**Page and application data records**
......

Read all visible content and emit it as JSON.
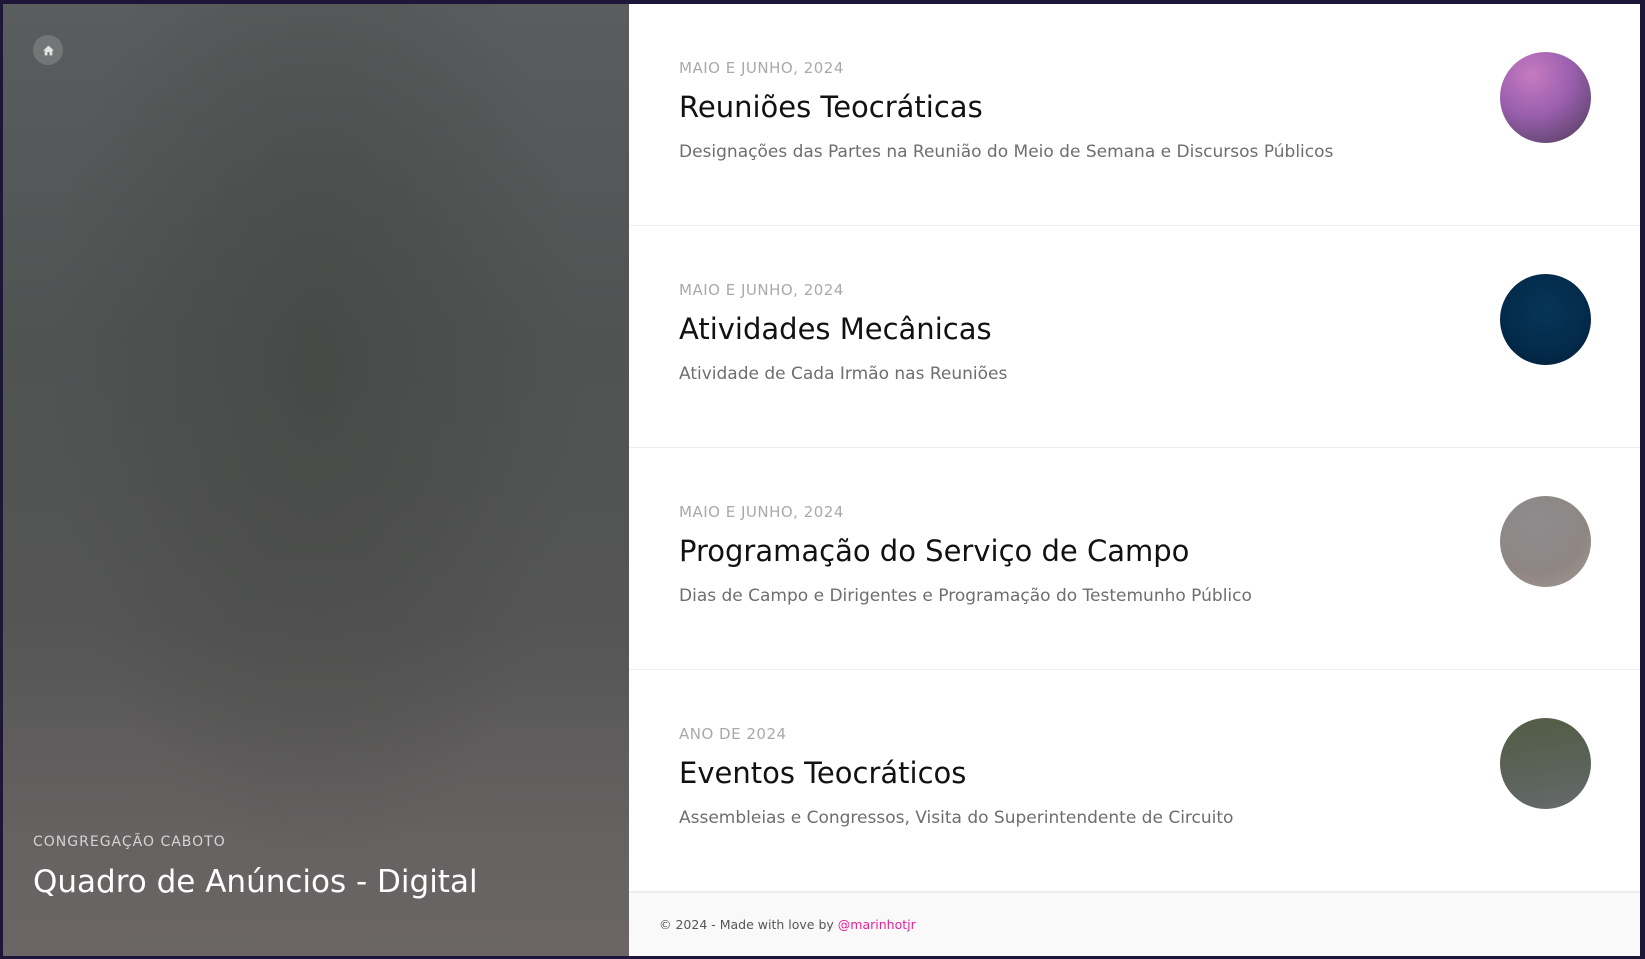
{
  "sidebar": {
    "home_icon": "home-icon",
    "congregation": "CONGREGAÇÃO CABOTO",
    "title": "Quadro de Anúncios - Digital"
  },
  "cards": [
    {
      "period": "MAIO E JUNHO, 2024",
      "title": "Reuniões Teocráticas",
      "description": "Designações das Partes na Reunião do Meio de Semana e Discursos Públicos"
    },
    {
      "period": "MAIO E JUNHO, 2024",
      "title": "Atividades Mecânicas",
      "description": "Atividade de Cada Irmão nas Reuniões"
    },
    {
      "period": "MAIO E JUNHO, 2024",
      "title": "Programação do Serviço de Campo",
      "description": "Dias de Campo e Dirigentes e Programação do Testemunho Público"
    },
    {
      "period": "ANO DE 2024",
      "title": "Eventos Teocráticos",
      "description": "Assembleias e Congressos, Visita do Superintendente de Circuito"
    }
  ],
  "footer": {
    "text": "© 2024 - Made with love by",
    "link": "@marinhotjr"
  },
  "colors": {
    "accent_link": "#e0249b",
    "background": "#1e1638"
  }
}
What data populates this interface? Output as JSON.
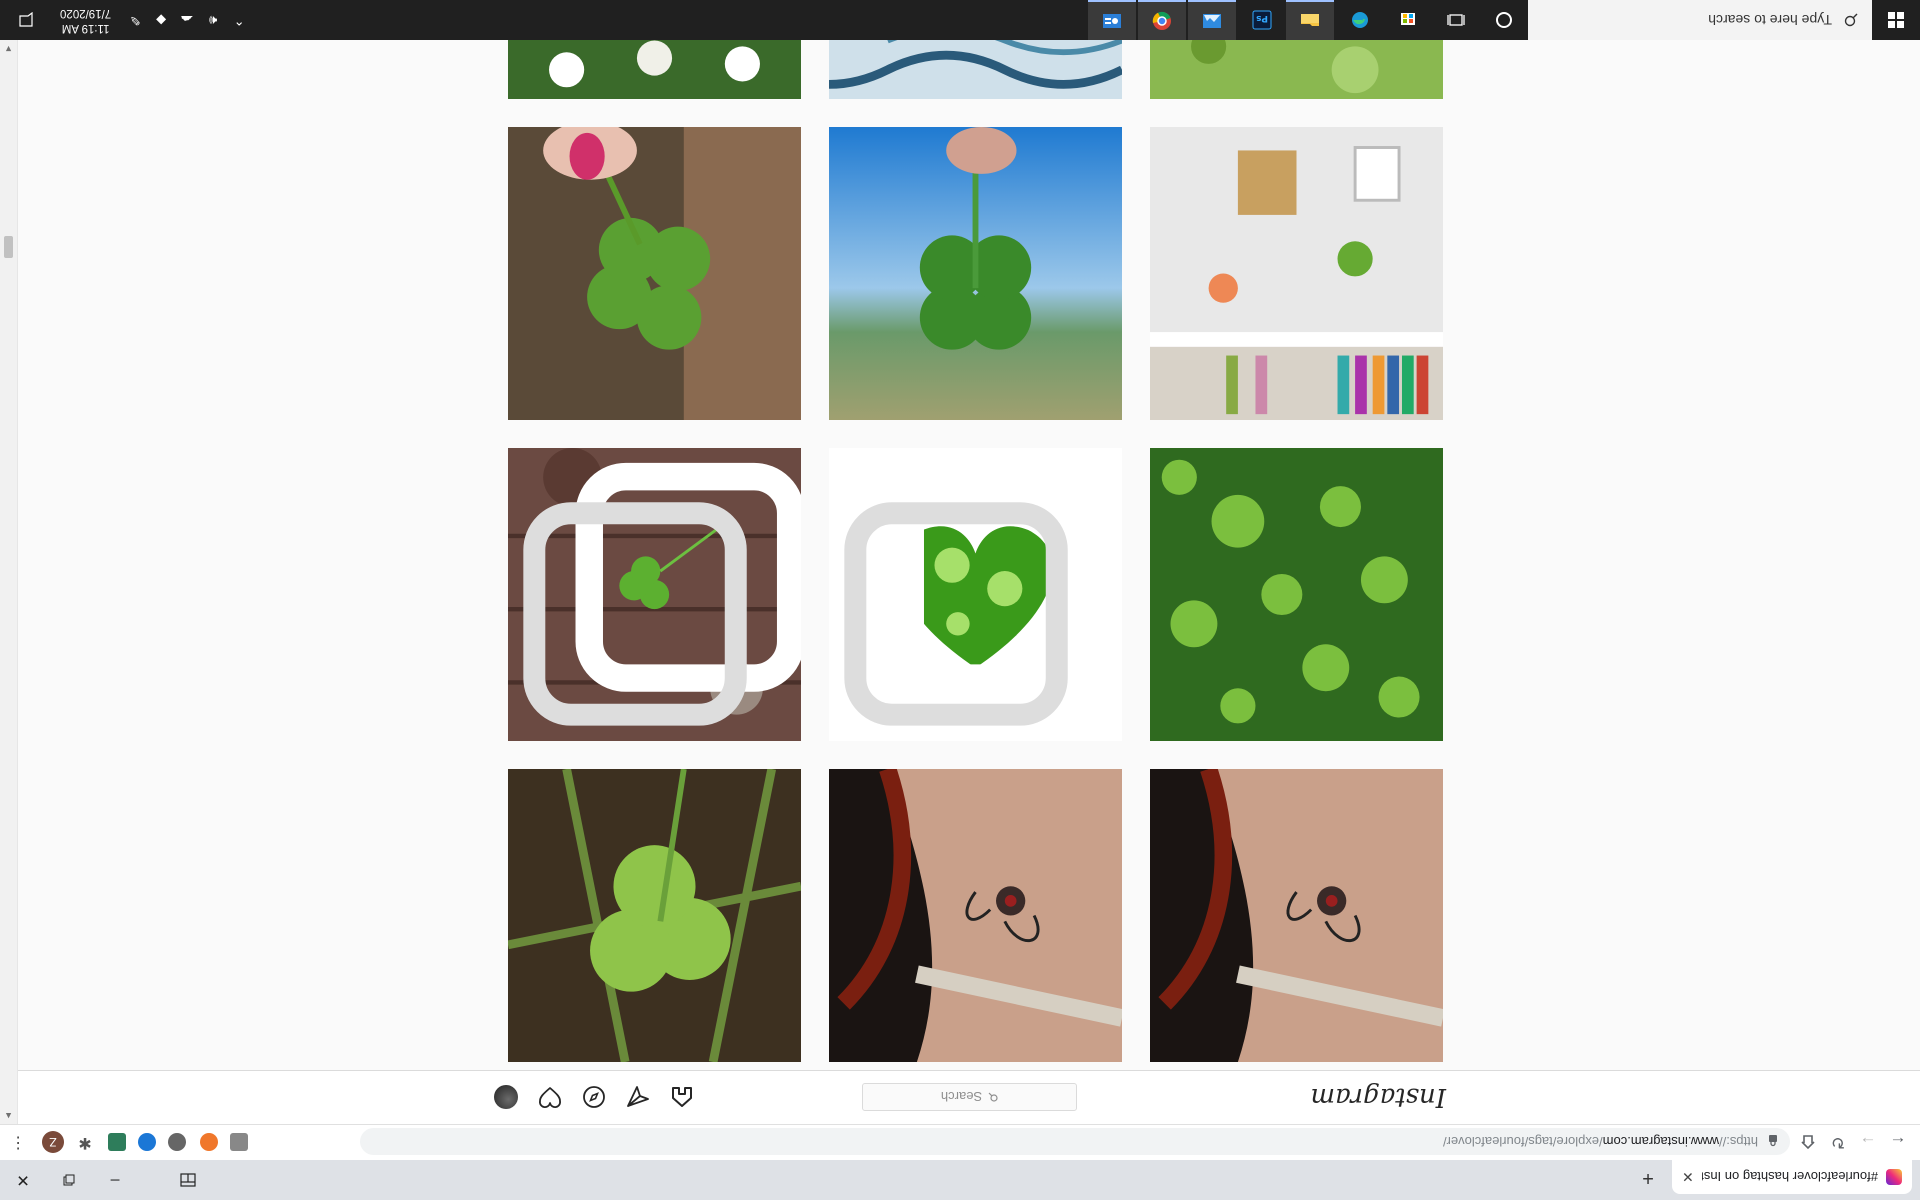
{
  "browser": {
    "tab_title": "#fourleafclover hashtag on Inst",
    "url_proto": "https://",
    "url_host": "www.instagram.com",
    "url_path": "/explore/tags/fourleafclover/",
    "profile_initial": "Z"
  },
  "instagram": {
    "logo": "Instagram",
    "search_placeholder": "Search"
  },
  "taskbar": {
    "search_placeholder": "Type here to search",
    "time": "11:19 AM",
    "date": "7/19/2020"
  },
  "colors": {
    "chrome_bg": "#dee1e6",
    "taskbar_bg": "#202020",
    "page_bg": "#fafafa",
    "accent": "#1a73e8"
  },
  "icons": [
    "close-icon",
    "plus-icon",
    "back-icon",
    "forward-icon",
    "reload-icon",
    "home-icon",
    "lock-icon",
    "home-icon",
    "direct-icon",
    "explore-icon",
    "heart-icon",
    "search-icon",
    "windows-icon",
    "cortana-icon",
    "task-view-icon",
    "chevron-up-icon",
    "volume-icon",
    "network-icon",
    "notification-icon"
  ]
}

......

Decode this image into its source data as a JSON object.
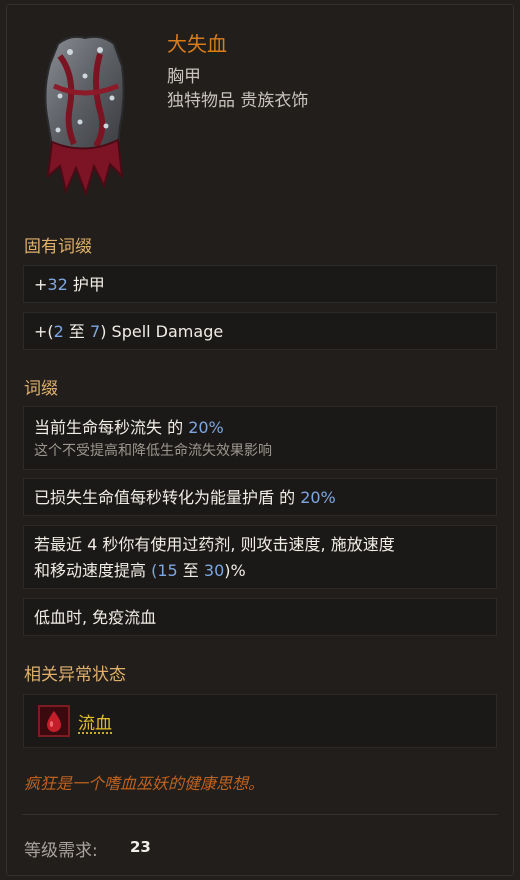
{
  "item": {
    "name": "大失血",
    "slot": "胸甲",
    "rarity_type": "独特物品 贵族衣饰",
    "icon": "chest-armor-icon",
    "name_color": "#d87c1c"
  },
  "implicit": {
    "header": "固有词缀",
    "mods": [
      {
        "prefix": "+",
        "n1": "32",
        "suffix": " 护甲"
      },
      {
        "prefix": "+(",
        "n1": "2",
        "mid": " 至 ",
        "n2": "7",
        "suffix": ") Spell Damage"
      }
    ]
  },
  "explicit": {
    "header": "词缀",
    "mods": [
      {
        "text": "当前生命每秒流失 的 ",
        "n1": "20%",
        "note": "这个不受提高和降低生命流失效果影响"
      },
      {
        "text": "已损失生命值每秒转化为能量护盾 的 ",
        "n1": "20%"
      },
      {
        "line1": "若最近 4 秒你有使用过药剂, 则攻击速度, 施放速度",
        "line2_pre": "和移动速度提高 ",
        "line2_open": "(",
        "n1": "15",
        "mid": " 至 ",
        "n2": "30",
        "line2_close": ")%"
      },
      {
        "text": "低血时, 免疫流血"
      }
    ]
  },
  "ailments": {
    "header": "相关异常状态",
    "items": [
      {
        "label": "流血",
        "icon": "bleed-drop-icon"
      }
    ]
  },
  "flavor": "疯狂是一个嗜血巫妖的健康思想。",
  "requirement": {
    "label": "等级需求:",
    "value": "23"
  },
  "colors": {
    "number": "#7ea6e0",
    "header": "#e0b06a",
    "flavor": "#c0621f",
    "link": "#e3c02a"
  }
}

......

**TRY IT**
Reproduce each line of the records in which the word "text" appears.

**THE ANSWER**
    "text": "© 2024 - Made with love by",
        "text": "当前生命每秒流失 的 ",
        "text": "已损失生命值每秒转化为能量护盾 的 ",
        "text": "低血时, 免疫流血"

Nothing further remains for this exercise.